Published on

DAVID STERN, MD (Practice Velocity)

Q. Is there a benchmark for E/M codes in the urgent care setting? For instance, are there a certain percentage of 99213 vs. 99214 for established patients? Currently out urgent care providers’ coding is being compared to CMS Family Practice standard.

A. To my knowledge, there is no published information detailing E/M distribution for urgent care facilities. If there was, however, it would simply document what was actually being coded by urgent care facilities. We know from multiple studies that provider coding is quite inaccurate; 30% to 50% of charts are miscoded. Thus, just as with the family practice data, it is much better to audit your charts and know for certain that your providers are coding compliantly, based on both documentation and medical necessity.

Q. Can you charge for braces, wrist splints, and slings with L codes in an urgent care center or do you need a different Place of Service code? One of our payors said to use POS-12 and E/M POS-11.
A. Using Place of Service code 12 (Home) is not a typical approach to bill out orthopedic supplies for an urgent care facility. However, payors sometimes make their own unique and sometimes inexplicable rules. Before you bill using this method, you may want to request this directive in writing form the payor.

Q. There is a specific benefit for urgent care facilities identified via the Place of Service code 20 (urgent care facility). It seems most urgent care centers bill with a Place of Service code 11 (office), which pays a lesser benefit. Is there a reason most, if not all, urgent care centers do not bill with a Place of Service code of 20 instead of 11?

A. The specific required Place of Service code is generally the choice of the payor.

Q. Can an urgent care center that is billing only Professional Fee billing use a POS code 11 (Office)?
A. Generally, an urgent care center that bills a professional fee only (on CMS-1500) and the “facility” fee (on UB-04) will be billing this way because it operates as an outpatient department of the hospital. The typical Place of Service code would be POS-22 (outpatient hospital).

A physician office (POS-11) or an urgent care facility (POS-20) would not be considered part of a hospital, so it would not generally be appropriate to use these POS codes for an urgent care center that bills the professional and “facility” components separately. Normally the payor’s software will not properly process separate CMS-1500/UB-04 claims for a clinic with a code POS-11. The expected edit would be to deny the facility fee UB-04 and pay on the professional fee CMS-1500. If the payor paid on both, it would have a compliance issue that might result in accusations of fraud or large refunds to the payor.

However, the caveat that always applies is this: As long as you clearly communicate with the payor as to the nature of your facility, the payor may choose to ask you to bill with any POS code. If you deviate from the norm, it is a good idea to specify the nature of the facility and to get the directive in writing. Should the payor’s corporate memory fade, you will have a written directive to back up your particular procedure.
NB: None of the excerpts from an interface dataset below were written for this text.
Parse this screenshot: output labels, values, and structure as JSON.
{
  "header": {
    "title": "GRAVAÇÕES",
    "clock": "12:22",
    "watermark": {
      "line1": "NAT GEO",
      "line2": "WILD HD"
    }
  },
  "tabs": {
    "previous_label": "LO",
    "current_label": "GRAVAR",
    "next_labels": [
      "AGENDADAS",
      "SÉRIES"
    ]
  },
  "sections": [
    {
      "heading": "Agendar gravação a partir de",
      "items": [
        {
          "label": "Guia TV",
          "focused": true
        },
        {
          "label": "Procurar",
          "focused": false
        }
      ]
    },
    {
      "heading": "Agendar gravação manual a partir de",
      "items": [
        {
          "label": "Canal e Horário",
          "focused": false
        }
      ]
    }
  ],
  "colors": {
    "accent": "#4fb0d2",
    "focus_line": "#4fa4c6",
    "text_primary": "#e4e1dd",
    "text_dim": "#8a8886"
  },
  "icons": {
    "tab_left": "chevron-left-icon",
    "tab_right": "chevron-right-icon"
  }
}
Note: CPT codes, descriptions, and other data only are copyright 2011, American Medical Association. All Rights Reserved (or such other date of publication of CPT). CPT is a trademark of the American Medical Association (AMA).

Disclaimer: JUCM and the author provide this information for educational purposes only. The reader should not make any application of this information without consulting with the particular payors in question and/or obtaining appropriate legal advice.
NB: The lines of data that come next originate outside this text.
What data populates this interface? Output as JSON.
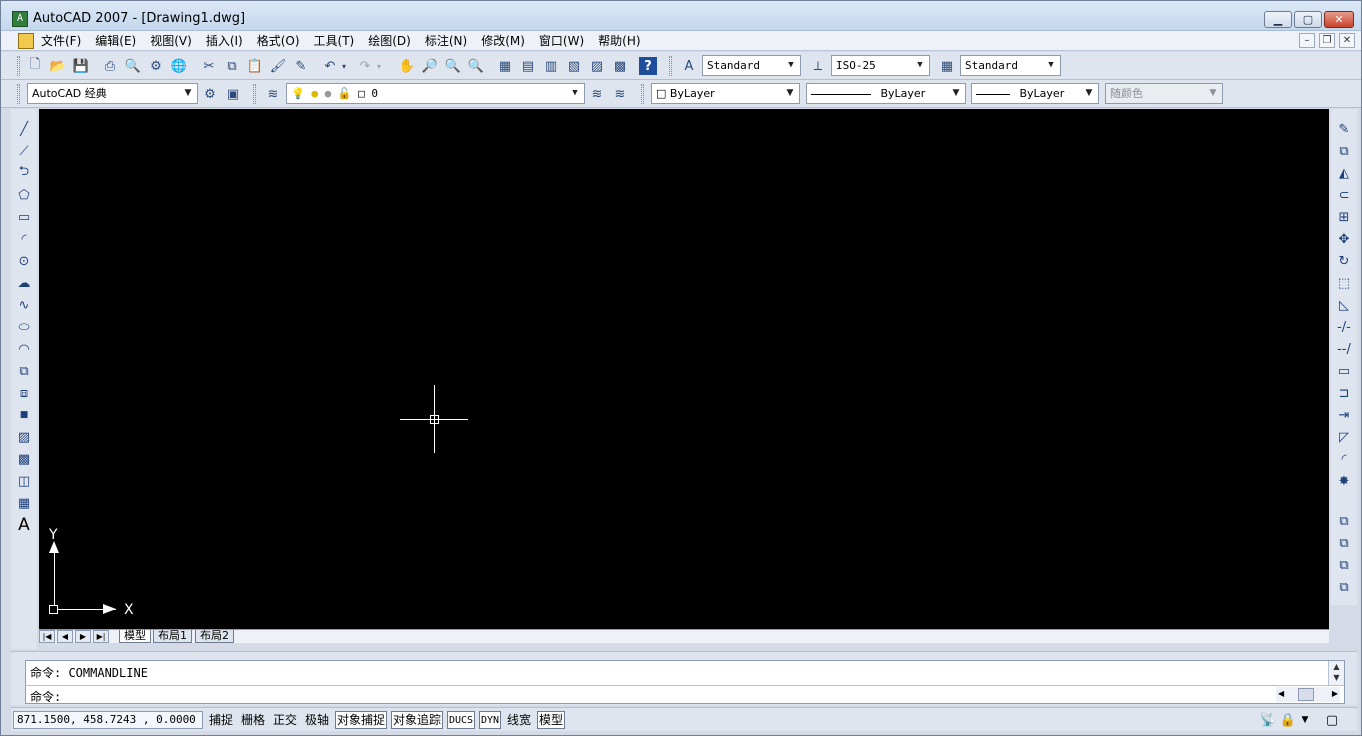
{
  "window": {
    "title": "AutoCAD 2007 - [Drawing1.dwg]",
    "icon_label": "A"
  },
  "menu": {
    "items": [
      "文件(F)",
      "编辑(E)",
      "视图(V)",
      "插入(I)",
      "格式(O)",
      "工具(T)",
      "绘图(D)",
      "标注(N)",
      "修改(M)",
      "窗口(W)",
      "帮助(H)"
    ]
  },
  "toolbar1": {
    "text_style": "Standard",
    "dim_style": "ISO-25",
    "table_style": "Standard"
  },
  "toolbar2": {
    "workspace": "AutoCAD 经典",
    "layer": "0",
    "color": "ByLayer",
    "linetype": "ByLayer",
    "lineweight": "ByLayer",
    "plot_style": "随颜色"
  },
  "canvas": {
    "background": "#000000",
    "ucs_x_label": "X",
    "ucs_y_label": "Y"
  },
  "layout_tabs": [
    "模型",
    "布局1",
    "布局2"
  ],
  "command": {
    "history": "命令: COMMANDLINE",
    "prompt": "命令:"
  },
  "status": {
    "coordinates": "871.1500,  458.7243 , 0.0000",
    "toggles": [
      {
        "label": "捕捉",
        "on": false
      },
      {
        "label": "栅格",
        "on": false
      },
      {
        "label": "正交",
        "on": false
      },
      {
        "label": "极轴",
        "on": false
      },
      {
        "label": "对象捕捉",
        "on": true
      },
      {
        "label": "对象追踪",
        "on": true
      },
      {
        "label": "DUCS",
        "on": true
      },
      {
        "label": "DYN",
        "on": true
      },
      {
        "label": "线宽",
        "on": false
      },
      {
        "label": "模型",
        "on": true
      }
    ]
  }
}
Benchmarks for E/M Codes; Place of Service (POS) Codes

David Stern, MD

Chief Executive Officer at Experity, Previous Chief Executive Offer at Practice Velocity Urgent Care Solutions, Founding Member of the Urgent Care Association of America, Publishing Staff for The Journal of Urgent Care Medicine